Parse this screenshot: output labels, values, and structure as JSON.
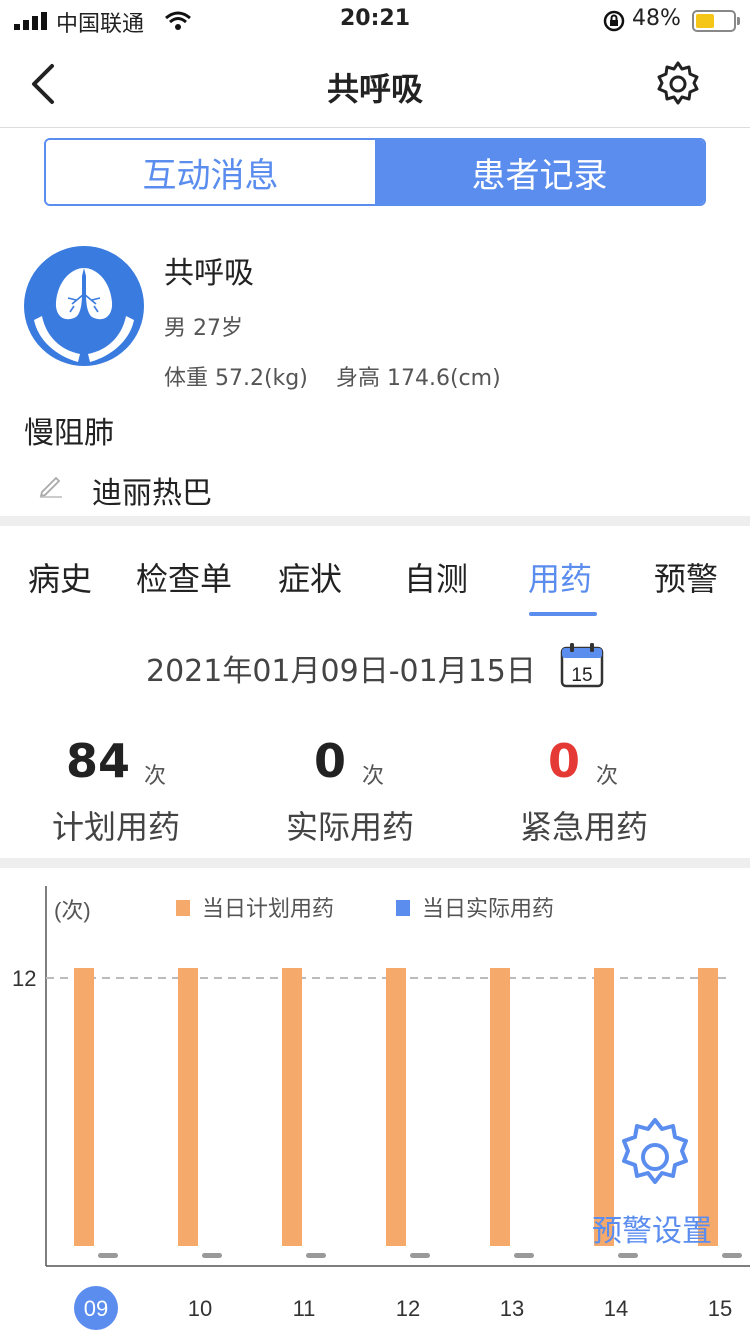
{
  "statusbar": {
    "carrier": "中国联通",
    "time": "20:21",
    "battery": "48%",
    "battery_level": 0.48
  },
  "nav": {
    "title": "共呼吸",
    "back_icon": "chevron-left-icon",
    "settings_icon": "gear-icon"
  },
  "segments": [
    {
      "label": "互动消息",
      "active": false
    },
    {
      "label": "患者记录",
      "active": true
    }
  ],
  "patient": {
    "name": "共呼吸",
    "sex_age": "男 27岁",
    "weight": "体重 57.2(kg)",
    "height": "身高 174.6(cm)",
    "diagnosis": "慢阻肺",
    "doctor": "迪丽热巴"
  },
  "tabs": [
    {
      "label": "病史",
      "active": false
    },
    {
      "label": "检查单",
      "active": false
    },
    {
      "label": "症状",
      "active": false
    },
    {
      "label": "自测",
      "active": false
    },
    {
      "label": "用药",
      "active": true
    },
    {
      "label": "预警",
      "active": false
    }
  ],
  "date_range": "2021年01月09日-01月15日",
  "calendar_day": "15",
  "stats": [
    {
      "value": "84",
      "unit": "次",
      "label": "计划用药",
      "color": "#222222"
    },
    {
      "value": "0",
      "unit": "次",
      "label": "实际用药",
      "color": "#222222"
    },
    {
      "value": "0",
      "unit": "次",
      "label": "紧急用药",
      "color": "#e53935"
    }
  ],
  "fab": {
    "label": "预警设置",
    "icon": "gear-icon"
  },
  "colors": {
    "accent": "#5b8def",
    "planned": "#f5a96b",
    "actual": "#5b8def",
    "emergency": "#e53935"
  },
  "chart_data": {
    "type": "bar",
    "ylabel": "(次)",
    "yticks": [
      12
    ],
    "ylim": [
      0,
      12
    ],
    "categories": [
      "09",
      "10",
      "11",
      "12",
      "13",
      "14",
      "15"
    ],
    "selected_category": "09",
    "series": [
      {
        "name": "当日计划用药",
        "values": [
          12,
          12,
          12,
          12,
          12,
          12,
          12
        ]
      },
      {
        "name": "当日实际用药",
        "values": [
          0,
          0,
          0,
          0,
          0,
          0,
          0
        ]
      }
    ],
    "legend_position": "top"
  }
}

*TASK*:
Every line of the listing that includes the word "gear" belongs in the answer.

*OUTPUT OF THE TASK*:
    "settings_icon": "gear-icon"
    "icon": "gear-icon"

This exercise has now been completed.